Check every line of the data and copy the ones where "level" appears.
━━ Record extracts
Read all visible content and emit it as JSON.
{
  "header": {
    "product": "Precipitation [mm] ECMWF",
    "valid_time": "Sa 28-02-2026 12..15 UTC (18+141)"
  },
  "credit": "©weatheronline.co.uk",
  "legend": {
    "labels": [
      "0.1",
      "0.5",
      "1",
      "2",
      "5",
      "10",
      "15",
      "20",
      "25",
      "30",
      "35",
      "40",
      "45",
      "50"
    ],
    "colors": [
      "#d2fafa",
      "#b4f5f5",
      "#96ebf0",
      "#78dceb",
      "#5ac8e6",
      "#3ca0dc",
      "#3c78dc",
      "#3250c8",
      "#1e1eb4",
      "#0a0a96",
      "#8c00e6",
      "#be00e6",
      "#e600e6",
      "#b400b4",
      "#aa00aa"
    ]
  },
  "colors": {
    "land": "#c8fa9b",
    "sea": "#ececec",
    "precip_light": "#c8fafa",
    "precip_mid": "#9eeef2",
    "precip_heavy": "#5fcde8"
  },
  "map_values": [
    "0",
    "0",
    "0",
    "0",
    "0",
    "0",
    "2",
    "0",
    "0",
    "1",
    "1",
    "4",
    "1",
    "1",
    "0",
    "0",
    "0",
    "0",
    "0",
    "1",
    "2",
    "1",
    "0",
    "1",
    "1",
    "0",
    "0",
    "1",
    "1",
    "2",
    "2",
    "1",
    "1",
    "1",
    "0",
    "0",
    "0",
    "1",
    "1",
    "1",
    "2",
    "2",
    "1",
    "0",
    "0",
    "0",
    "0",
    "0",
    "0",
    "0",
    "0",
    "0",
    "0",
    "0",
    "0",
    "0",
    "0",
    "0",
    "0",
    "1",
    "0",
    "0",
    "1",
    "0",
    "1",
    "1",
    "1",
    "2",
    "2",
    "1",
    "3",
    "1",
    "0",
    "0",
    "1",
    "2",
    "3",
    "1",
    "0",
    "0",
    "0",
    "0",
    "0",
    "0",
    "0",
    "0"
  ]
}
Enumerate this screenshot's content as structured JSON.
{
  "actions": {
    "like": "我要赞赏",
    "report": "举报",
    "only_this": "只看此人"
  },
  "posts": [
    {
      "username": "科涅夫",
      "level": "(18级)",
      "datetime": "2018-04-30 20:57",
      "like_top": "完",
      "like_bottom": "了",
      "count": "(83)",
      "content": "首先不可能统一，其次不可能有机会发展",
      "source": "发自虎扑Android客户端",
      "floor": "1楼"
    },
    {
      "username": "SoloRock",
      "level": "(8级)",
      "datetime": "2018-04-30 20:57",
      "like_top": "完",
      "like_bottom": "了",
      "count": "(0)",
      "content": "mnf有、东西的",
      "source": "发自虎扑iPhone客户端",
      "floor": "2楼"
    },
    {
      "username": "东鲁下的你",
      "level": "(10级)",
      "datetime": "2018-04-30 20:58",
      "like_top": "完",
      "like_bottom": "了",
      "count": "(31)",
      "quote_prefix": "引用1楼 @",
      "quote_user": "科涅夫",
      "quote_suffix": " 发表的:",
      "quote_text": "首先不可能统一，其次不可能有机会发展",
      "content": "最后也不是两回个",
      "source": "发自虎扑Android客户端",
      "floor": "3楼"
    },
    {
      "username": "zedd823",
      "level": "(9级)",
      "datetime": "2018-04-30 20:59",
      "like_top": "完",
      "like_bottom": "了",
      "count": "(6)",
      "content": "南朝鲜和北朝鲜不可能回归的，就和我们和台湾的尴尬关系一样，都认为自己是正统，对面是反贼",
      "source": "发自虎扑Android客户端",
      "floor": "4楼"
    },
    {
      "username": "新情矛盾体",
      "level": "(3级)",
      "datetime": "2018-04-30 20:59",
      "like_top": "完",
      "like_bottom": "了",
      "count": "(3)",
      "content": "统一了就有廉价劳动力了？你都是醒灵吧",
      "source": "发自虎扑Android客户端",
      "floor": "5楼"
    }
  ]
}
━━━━
Task result
      "level": "(18级)",
      "level": "(8级)",
      "level": "(10级)",
      "level": "(9级)",
      "level": "(3级)",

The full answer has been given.